The B-plot involves Gordon trying to find out where Scarecrow is. Peterson and Jones write and draw him as a true badass. We see Gordon going up against a group of thugs and he overpowers them fairly easily with punches and kicks, until he’s facing off against his last opponent. Both of them have drawn their guns and are aiming at each other at point-blank range. How exactly this encounter ends, you will have to see for yourself, but I do want to raise a point. I wonder to what extent Gordon should be capable of beating this group of thugs this easily. If it was Batman who was doing it, I would not have questioned the scene, of course, but in this case Gordon suddenly has martial arts skills that go beyond just throwing a good punch. The fight almost seems to be effortless for Gordon. He even grabs one of the thugs by the collar and demands that this thug tells him where Scarecrow is, and in this particular panel he looks so much like Batman—in the way that he is intimidating this thug—that I’m just not sure if this is the right way to portray Gordon. But, despite all of this, it is still a great scene and if we forget about these complaints it is actually fun to see the commissioner be a total badass for a moment.
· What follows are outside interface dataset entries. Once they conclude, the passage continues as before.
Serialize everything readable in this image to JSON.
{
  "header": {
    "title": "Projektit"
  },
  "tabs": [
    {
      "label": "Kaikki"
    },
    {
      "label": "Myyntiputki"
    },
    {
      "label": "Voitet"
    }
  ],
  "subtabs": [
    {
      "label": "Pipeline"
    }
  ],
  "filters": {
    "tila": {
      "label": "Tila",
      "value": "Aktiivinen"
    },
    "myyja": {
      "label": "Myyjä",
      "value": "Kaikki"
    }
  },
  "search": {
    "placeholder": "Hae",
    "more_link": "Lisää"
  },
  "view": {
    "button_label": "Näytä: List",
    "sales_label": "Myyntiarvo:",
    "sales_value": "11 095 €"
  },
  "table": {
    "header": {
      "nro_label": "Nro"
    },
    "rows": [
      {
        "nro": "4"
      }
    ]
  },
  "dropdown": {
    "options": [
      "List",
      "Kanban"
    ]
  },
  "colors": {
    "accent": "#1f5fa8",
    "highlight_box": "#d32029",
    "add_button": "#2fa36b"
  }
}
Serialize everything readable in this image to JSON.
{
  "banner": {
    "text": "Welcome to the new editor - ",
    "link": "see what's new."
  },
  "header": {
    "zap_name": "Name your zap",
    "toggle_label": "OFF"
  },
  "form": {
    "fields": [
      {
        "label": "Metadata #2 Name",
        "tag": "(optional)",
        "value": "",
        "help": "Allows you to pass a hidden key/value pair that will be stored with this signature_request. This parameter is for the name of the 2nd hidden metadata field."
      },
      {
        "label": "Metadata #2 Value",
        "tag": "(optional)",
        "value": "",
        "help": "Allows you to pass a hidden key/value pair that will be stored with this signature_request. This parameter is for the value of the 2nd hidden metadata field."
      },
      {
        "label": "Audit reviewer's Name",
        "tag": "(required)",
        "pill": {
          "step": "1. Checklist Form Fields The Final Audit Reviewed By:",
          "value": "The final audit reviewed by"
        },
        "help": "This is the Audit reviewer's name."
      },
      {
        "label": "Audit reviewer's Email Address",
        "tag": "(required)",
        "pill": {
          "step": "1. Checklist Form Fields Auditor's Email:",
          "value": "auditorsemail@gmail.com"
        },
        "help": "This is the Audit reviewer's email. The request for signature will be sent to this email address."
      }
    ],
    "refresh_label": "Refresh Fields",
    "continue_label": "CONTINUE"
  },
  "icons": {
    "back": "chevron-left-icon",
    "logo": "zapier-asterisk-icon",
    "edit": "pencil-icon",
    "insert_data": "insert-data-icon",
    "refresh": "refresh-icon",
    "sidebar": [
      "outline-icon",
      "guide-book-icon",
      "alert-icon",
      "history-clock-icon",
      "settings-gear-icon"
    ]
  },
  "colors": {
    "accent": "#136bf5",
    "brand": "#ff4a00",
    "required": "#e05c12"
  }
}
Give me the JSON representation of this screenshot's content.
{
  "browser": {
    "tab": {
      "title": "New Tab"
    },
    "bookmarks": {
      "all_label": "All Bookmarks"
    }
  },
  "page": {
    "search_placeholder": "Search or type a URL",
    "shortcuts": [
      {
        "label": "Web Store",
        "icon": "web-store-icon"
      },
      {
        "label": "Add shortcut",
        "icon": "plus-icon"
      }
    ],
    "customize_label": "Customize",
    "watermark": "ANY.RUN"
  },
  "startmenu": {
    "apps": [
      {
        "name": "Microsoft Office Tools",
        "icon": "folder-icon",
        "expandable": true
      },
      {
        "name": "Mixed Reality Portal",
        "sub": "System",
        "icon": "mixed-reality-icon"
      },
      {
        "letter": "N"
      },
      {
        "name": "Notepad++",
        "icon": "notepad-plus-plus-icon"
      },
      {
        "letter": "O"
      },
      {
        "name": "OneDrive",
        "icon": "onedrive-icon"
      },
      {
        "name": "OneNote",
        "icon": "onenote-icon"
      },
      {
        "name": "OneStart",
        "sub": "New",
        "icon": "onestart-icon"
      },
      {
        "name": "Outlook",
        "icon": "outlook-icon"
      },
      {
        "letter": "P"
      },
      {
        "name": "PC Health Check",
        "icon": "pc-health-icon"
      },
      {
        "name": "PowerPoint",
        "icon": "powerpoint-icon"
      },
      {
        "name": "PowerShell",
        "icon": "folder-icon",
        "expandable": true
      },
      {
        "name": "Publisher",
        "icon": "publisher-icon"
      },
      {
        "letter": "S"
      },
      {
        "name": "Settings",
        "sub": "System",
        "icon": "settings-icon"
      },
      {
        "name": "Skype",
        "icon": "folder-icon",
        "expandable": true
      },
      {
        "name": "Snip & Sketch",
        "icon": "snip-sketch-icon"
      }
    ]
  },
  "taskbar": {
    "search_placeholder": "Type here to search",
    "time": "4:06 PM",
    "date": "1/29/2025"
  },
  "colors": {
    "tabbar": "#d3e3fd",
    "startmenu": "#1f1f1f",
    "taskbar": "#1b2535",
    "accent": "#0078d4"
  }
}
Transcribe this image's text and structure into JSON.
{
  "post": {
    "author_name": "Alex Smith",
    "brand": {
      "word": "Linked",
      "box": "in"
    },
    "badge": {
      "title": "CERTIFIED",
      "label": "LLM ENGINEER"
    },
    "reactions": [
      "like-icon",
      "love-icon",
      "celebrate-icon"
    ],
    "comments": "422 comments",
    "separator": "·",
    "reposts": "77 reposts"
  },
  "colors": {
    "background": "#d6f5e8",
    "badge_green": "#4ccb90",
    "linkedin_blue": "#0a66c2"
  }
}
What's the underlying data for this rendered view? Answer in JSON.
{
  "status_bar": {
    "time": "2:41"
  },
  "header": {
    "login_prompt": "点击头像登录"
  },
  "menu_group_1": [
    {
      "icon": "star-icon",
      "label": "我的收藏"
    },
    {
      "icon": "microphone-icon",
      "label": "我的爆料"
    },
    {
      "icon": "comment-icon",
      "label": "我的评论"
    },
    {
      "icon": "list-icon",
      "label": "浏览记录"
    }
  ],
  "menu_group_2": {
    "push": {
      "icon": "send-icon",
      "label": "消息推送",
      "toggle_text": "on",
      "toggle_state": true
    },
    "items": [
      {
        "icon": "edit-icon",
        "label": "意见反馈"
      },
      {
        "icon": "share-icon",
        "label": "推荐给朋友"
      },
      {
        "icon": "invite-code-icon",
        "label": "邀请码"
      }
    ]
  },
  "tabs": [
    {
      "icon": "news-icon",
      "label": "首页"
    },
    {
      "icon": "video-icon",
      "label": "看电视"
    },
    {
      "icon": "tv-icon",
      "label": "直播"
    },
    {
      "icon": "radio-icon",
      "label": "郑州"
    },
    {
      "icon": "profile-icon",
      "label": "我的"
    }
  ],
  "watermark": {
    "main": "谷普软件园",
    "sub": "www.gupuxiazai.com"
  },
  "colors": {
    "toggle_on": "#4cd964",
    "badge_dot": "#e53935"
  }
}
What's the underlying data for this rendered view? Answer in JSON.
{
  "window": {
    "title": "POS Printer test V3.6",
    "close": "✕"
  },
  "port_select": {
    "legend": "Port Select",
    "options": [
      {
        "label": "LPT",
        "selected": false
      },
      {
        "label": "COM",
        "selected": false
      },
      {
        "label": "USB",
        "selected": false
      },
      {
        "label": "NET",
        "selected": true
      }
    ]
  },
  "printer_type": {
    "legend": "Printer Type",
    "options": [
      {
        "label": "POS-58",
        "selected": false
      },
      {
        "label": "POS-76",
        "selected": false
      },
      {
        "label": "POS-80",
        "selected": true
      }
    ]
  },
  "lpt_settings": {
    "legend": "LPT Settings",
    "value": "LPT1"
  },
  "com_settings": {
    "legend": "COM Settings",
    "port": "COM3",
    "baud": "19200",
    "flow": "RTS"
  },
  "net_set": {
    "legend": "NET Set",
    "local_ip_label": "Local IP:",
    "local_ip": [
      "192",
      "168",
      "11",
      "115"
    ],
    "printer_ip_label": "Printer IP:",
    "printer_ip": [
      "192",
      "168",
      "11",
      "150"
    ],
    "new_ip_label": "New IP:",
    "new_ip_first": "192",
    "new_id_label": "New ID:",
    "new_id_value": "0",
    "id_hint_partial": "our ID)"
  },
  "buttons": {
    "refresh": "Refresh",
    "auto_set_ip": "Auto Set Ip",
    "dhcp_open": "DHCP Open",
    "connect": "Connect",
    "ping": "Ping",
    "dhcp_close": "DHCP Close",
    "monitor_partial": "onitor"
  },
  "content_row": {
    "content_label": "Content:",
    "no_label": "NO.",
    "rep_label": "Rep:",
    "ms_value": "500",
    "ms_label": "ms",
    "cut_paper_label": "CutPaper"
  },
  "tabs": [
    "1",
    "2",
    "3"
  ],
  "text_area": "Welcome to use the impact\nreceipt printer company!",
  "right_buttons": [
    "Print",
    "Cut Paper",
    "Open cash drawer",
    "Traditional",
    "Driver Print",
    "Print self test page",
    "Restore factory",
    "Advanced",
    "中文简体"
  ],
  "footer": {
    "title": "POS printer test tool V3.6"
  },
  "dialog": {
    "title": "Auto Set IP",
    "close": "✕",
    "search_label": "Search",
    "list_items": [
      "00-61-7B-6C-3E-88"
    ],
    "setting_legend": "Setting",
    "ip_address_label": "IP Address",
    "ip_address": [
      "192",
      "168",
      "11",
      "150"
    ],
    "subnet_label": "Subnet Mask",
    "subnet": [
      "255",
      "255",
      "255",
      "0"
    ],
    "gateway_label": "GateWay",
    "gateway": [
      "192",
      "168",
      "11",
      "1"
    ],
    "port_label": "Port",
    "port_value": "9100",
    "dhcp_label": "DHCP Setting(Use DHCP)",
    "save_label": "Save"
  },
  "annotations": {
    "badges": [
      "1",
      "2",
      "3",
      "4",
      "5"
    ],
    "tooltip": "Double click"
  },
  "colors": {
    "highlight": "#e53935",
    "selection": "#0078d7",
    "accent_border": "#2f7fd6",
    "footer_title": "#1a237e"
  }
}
With regards to the artwork, I think that Kelley Jones is doing a great job here. Yes, his renditions of bodily proportions are still off every so often, and yes, Batman still has his long ears. But it’s clear that the man is having a blast drawing this story. His Scarecrow truly looks scary, with a menacing face and glowing eyes. Jones emphasizes this by making Scarecrow tower over Batman in certain panels. Jones also effectively conveys how much Batman is struggling with the compound in his body as Batman hallucinates walls closing in on him, or when Batman hallucinates a past lover and her face morphs into Scarecrow’s. While the more straight-forward action with Gordon is fun to see unfold, I think it’s definitely the hallucination sequences in this issue where Jones shines, because he is pouring a lot of his imagination into those sections, what with backgrounds constantly changing: from the faces of all the people Batman has not been able to save to jacuzzis and even an image of Gotham City without a Batman.

Recommended if…

  • You are into psychedelic horror comics
  • You want to see Gordon being a total badass
  • You want to see this “deconstruction” stuff done right

Overall: A great issue of a great series. We venture deep into Batman’s psyche, and rather than spelling out everything in captions, Peterson fully trusts Jones to illustrate Batman’s hallucinations and tell the story that way, and Jones is doing a great job. Especially in a time where other Batman titles fail to successfully “deconstruct” our hero, it is a real treat to see it done right in this book. Recommended to all Batman fans!

Score: 8/10

Disclaimer: DC Comics provided Batman News with an advance copy of this comic for the purpose of this review.